50 Years Later, World’s Fair Lampposts are a Bright Light for Collectors

By Nicholas Hirshon
Published February 7, 2014
Wall Street Journal

Along Route 447 in the Pocono Mountains is a ribbon of retro lampposts topped by squares of ivory, orange, blue, and turquoise, fading away like panels of a Rubik’s Cube that was left out in the sun. They are bulky and heavy, rusty and dirty.

No matter to Mitch Silverstein.

“I would make space now if I could get a hold of one,” said Mr. Silverstein, 55 years old, of Nyack, N.Y. “It reflects our mortality. You’re grabbing something that reminds you of your youth and preserving it.”

Half a century ago, these lampposts dotted the grounds of the 1964-1965 World’s Fair in Queens, an array of whimsical exhibits and rides spread across 646 acres that would become Flushing Meadows-Corona Park. After the fair, a set of the luminaires, as they are known, was shipped 100 miles to Analomink, Pa., to welcome honeymooners to the Penn Hills Resort.

With the 50th anniversary of the fair’s opening this spring, online retailers are peddling books and trinkets from the fair for baby boomers high on nostalgia. But ardent collectors such as Mr. Silverstein have their eyes set on the luminaires at Penn Hills, which closed several years ago and recently transferred into new hands.

“They were just totally different from any other streetlight at the time,” said Bill Cotter, co-author of the new book “Images of Modern America: The 1964-1965 New York’s World’s Fair.”

The group that owns the property, Penn Resort Investments LLC, would prefer to keep the landmark lampposts at the 61.7-acre resort and sell the place as a whole, said one of the company’s principals, David Keller. But Mr. Keller, who said the group turned down an offer of $10,000 for the 10 luminaires on the grounds, said he and his partners could be convinced to sell the lampposts for the right price.

A spokesman for the Queens Museum, which is housed in the former New York City pavilion from the 1964-1965 fair, said the museum isn’t interested in buying the lights but would be open to accepting them as a donation.

Built by Westinghouse, the luminaires came in 76 modular configurations, from only four cubes per post to as many as 16, in vibrant colors like red, yellow, violet, coral, olive green, and chartreuse, according to renderings and fair brochures. Each translucent panel fit into a metal framework, and below them was a sound speaker.

After the fair closed, the luminaires could be found at salvage yards outside the fairgrounds, Mr. Cotter said. They resurfaced at the Villa Vosilla resort in Tannersville, N.Y.; the Orange County Fairgrounds in Middletown, N.Y., and as far away as the Oklahoma State Fairgrounds.

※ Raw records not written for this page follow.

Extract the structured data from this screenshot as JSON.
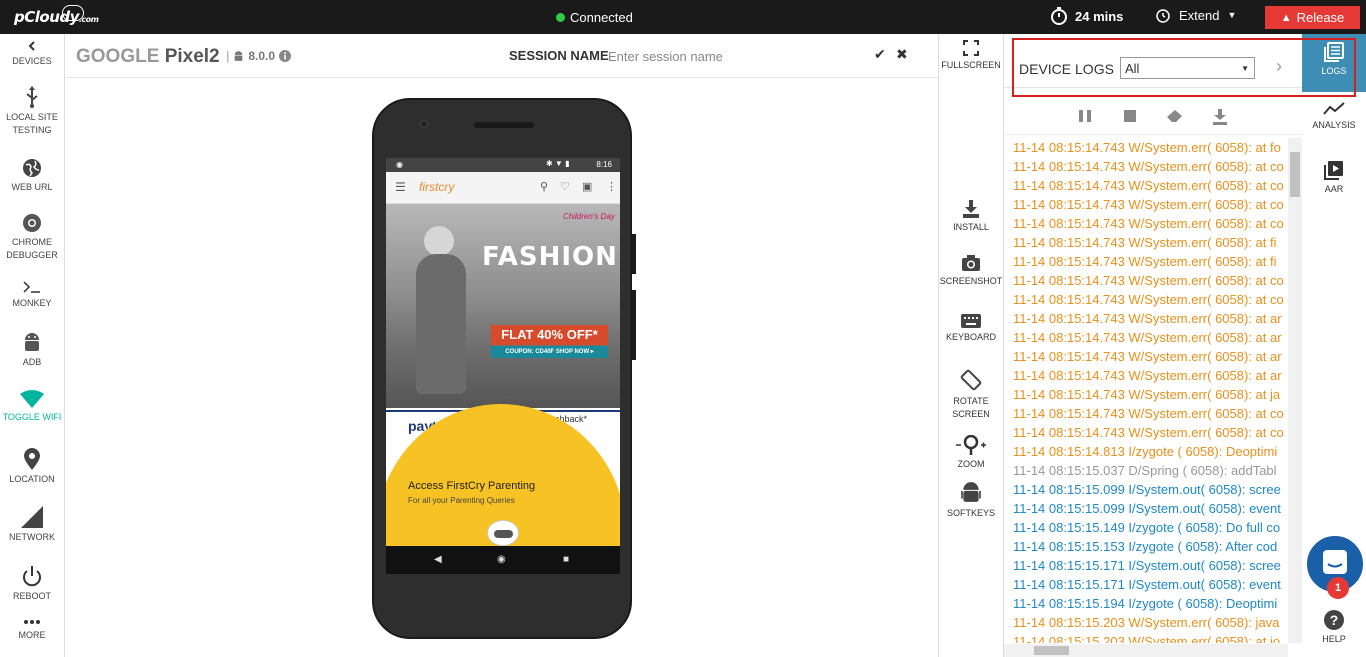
{
  "brand": {
    "logo": "pCloudy",
    "logo_suffix": ".com"
  },
  "topbar": {
    "status": "Connected",
    "timer": "24 mins",
    "extend": "Extend",
    "release": "Release"
  },
  "sidebar": {
    "items": [
      {
        "label": "DEVICES",
        "icon": "chevron-left-icon"
      },
      {
        "label": "LOCAL SITE\nTESTING",
        "icon": "usb-icon"
      },
      {
        "label": "WEB URL",
        "icon": "globe-icon"
      },
      {
        "label": "CHROME\nDEBUGGER",
        "icon": "chrome-icon"
      },
      {
        "label": "MONKEY",
        "icon": "terminal-icon"
      },
      {
        "label": "ADB",
        "icon": "android-icon"
      },
      {
        "label": "TOGGLE WIFI",
        "icon": "wifi-icon"
      },
      {
        "label": "LOCATION",
        "icon": "location-icon"
      },
      {
        "label": "NETWORK",
        "icon": "signal-icon"
      },
      {
        "label": "REBOOT",
        "icon": "power-icon"
      },
      {
        "label": "MORE",
        "icon": "more-icon"
      }
    ]
  },
  "device": {
    "brand": "GOOGLE",
    "model": "Pixel2",
    "version": "8.0.0"
  },
  "session": {
    "label": "SESSION NAME",
    "placeholder": "Enter session name"
  },
  "phone_screen": {
    "time": "8:16",
    "app_logo": "firstcry",
    "banner_tag": "Children's Day",
    "banner_title": "FASHION",
    "offer": "FLAT 40% OFF*",
    "coupon": "COUPON: CD40F   SHOP NOW ▸",
    "paytm": "paytm",
    "cashback": "Up to 10% cashback*",
    "popup_title": "Access FirstCry Parenting",
    "popup_sub": "For all your Parenting Queries"
  },
  "tools": {
    "fullscreen": "FULLSCREEN",
    "install": "INSTALL",
    "screenshot": "SCREENSHOT",
    "keyboard": "KEYBOARD",
    "rotate": "ROTATE\nSCREEN",
    "zoom": "ZOOM",
    "softkeys": "SOFTKEYS"
  },
  "logs": {
    "title": "DEVICE LOGS",
    "filter": "All",
    "lines": [
      {
        "text": "11-14 08:15:14.743 W/System.err( 6058): at fo",
        "level": "warn"
      },
      {
        "text": "11-14 08:15:14.743 W/System.err( 6058): at co",
        "level": "warn"
      },
      {
        "text": "11-14 08:15:14.743 W/System.err( 6058): at co",
        "level": "warn"
      },
      {
        "text": "11-14 08:15:14.743 W/System.err( 6058): at co",
        "level": "warn"
      },
      {
        "text": "11-14 08:15:14.743 W/System.err( 6058): at co",
        "level": "warn"
      },
      {
        "text": "11-14 08:15:14.743 W/System.err( 6058): at fi",
        "level": "warn"
      },
      {
        "text": "11-14 08:15:14.743 W/System.err( 6058): at fi",
        "level": "warn"
      },
      {
        "text": "11-14 08:15:14.743 W/System.err( 6058): at co",
        "level": "warn"
      },
      {
        "text": "11-14 08:15:14.743 W/System.err( 6058): at co",
        "level": "warn"
      },
      {
        "text": "11-14 08:15:14.743 W/System.err( 6058): at ar",
        "level": "warn"
      },
      {
        "text": "11-14 08:15:14.743 W/System.err( 6058): at ar",
        "level": "warn"
      },
      {
        "text": "11-14 08:15:14.743 W/System.err( 6058): at ar",
        "level": "warn"
      },
      {
        "text": "11-14 08:15:14.743 W/System.err( 6058): at ar",
        "level": "warn"
      },
      {
        "text": "11-14 08:15:14.743 W/System.err( 6058): at ja",
        "level": "warn"
      },
      {
        "text": "11-14 08:15:14.743 W/System.err( 6058): at co",
        "level": "warn"
      },
      {
        "text": "11-14 08:15:14.743 W/System.err( 6058): at co",
        "level": "warn"
      },
      {
        "text": "11-14 08:15:14.813 I/zygote ( 6058): Deoptimi",
        "level": "warn"
      },
      {
        "text": "11-14 08:15:15.037 D/Spring ( 6058): addTabl",
        "level": "debug"
      },
      {
        "text": "11-14 08:15:15.099 I/System.out( 6058): scree",
        "level": "info"
      },
      {
        "text": "11-14 08:15:15.099 I/System.out( 6058): event",
        "level": "info"
      },
      {
        "text": "11-14 08:15:15.149 I/zygote ( 6058): Do full co",
        "level": "info"
      },
      {
        "text": "11-14 08:15:15.153 I/zygote ( 6058): After cod",
        "level": "info"
      },
      {
        "text": "11-14 08:15:15.171 I/System.out( 6058): scree",
        "level": "info"
      },
      {
        "text": "11-14 08:15:15.171 I/System.out( 6058): event",
        "level": "info"
      },
      {
        "text": "11-14 08:15:15.194 I/zygote ( 6058): Deoptimi",
        "level": "info"
      },
      {
        "text": "11-14 08:15:15.203 W/System.err( 6058): java",
        "level": "warn"
      },
      {
        "text": "11-14 08:15:15.203 W/System.err( 6058): at jo",
        "level": "warn"
      }
    ]
  },
  "rightnav": {
    "logs": "LOGS",
    "analysis": "ANALYSIS",
    "aar": "AAR",
    "help": "HELP",
    "chat_badge": "1"
  },
  "colors": {
    "accent_teal": "#00b5a0",
    "release_red": "#e53935",
    "logs_active": "#3d8db5",
    "warn": "#e8901c",
    "info": "#1e88c9"
  }
}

A 1978 TV commercial for Penn Hills played a romantic jingle—“If you’re in love, you’ll love Penn Hills”—over scenes of biking, dancing, tennis, horseback riding, and a large swimming pool with two luminaires nearby.

But the ranks of luminaires, which numbered about 1,800 at the world’s fair, have dwindled to no more than 200 today, by Mr. Cotter’s estimate.

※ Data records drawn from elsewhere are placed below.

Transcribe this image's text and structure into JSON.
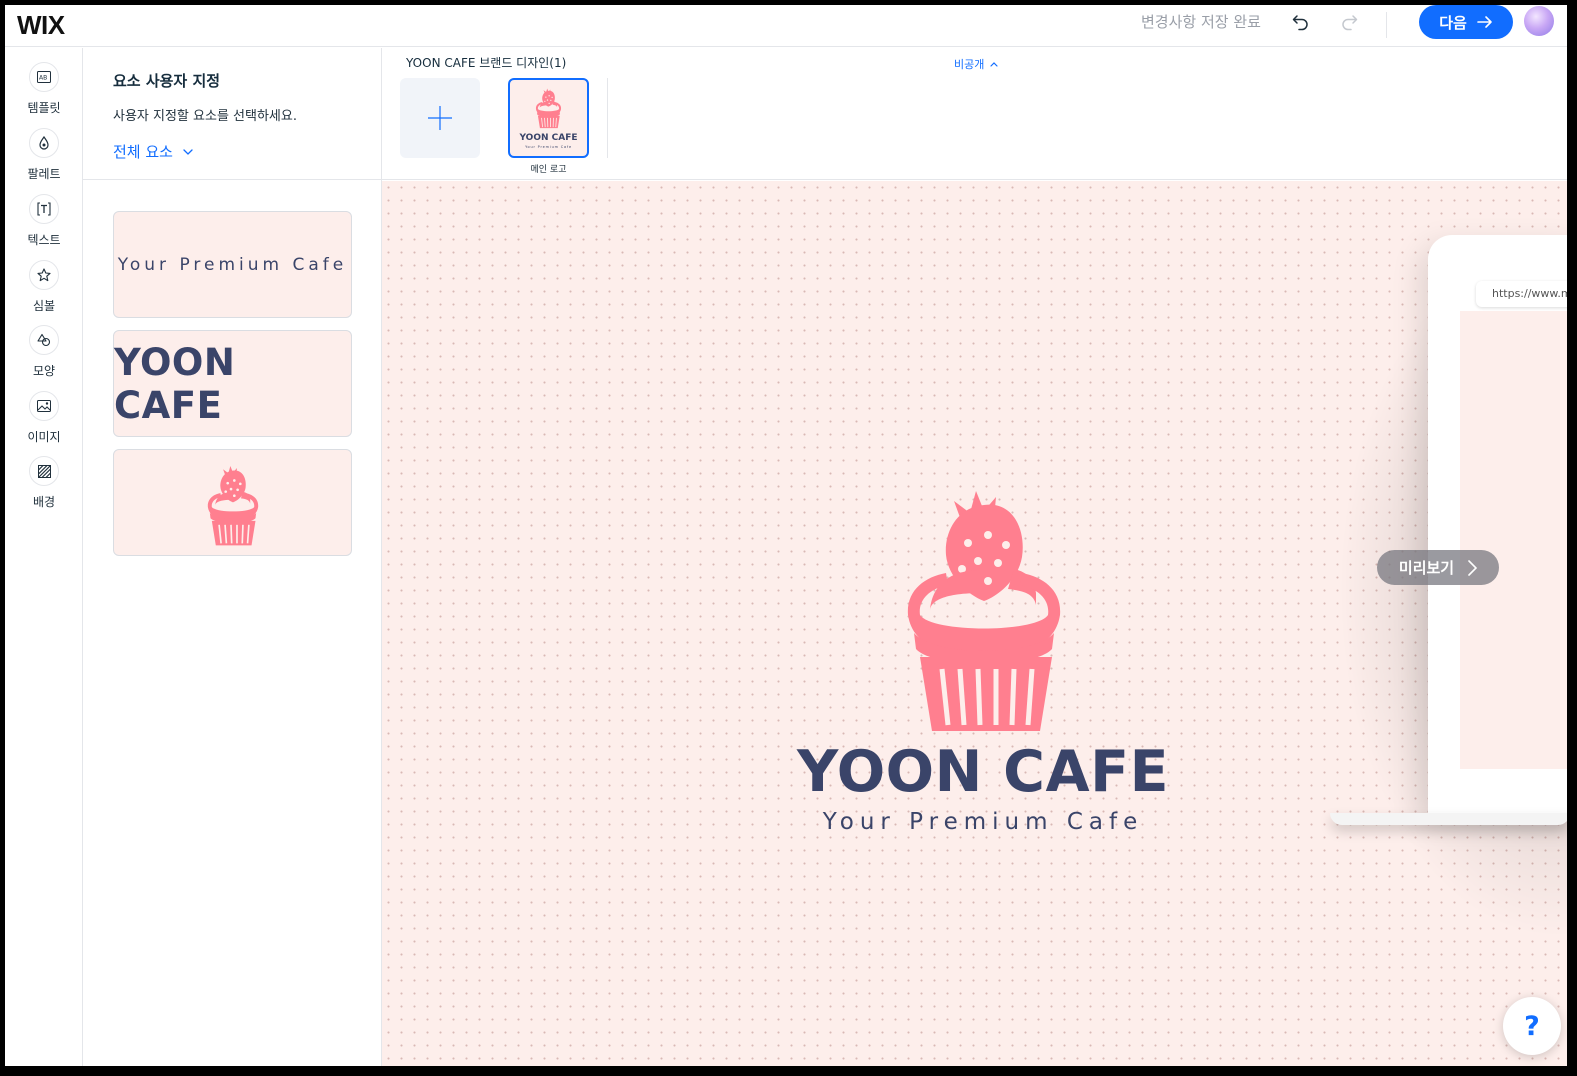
{
  "app": {
    "logo": "WIX"
  },
  "topbar": {
    "save_status": "변경사항 저장 완료",
    "next_label": "다음",
    "undo_icon": "undo-icon",
    "redo_icon": "redo-icon",
    "accent_color": "#116dff"
  },
  "rail": {
    "items": [
      {
        "label": "템플릿",
        "icon": "template-icon"
      },
      {
        "label": "팔레트",
        "icon": "palette-icon"
      },
      {
        "label": "텍스트",
        "icon": "text-icon"
      },
      {
        "label": "심볼",
        "icon": "star-icon"
      },
      {
        "label": "모양",
        "icon": "shapes-icon"
      },
      {
        "label": "이미지",
        "icon": "image-icon"
      },
      {
        "label": "배경",
        "icon": "background-icon"
      }
    ]
  },
  "panel": {
    "title": "요소 사용자 지정",
    "subtitle": "사용자 지정할 요소를 선택하세요.",
    "filter_label": "전체 요소",
    "cards": {
      "tagline": "Your Premium Cafe",
      "name": "YOON CAFE",
      "icon": "cupcake-icon"
    }
  },
  "strip": {
    "title": "YOON CAFE 브랜드 디자인(1)",
    "visibility": "비공개",
    "designs": [
      {
        "label": "메인 로고",
        "name": "YOON CAFE",
        "tagline": "Your Premium Cafe"
      }
    ]
  },
  "canvas": {
    "logo_name": "YOON CAFE",
    "logo_tagline": "Your Premium Cafe",
    "preview_label": "미리보기",
    "url_text": "https://www.my",
    "help_label": "?",
    "colors": {
      "background": "#fdeeeb",
      "logo_pink": "#ff7f8f",
      "logo_navy": "#3a4469"
    }
  }
}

The lamps’ 16-inch plexiglass cubes make them fragile and clunky to collect. Still, graphic designer Doug Seed, 62, managed to save four when Canobie Lake Park in Salem, N.H., scrapped most of them in 2009.

“You can’t not remember the lampposts,” said Mr. Seed, who went to the fair in each of its two summer seasons. “Where else were you going to see these things?”

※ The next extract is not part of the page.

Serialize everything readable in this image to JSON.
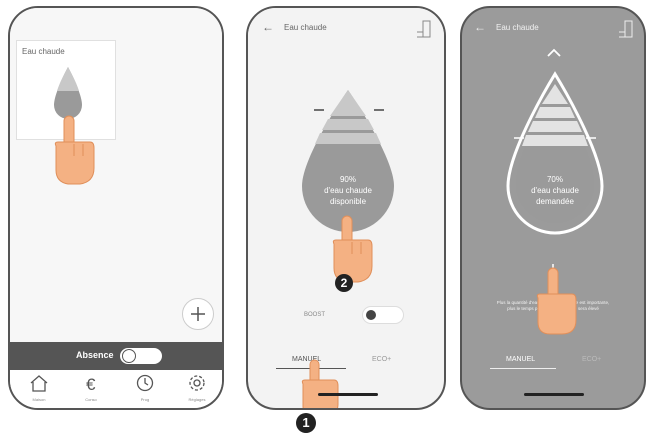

Mr. Seed eventually gave away two lamps to friends he met on a world’s fair message board, furniture shop owner Gary Holmes, 60, of Wurtsboro, N.Y., and Long Island contractor John Piro, 64.

That made three luminaires for Mr. Holmes, who previously salvaged one from a shuttered restaurant in Liberty, N.Y., and another from a bungalow community near Wurtsboro.

“I’m still kind of a world’s fair nut,” Mr. Holmes said. “I’m interested in just making sure these things don’t get lost or totally destroyed. Even though there are hundreds of these around, you should try to save a few because you never know what will happen to them.”

Mr. Piro, meanwhile, worked his luminaire into the deck in his backyard in Westbury, rewiring the lights to illuminate his barbecues on summer nights and connecting the speaker to a radio.

“People come over and they’re mesmerized by it,” Mr. Piro said proudly. “It’s transcending—the lights and the shape. It’s absolutely beautiful. Every night I go out and turn it on.”

Mr. Cotter, the author, admitted that he would be in the market for a Penn Hills luminaire himself if not for the long haul from his home in Los Angeles to the Poconos, and the inevitable fight that would ensue with his wife over cluttering the house.

“Probably going to be a hard sell,” he said with a laugh, “but it’s awful tempting.”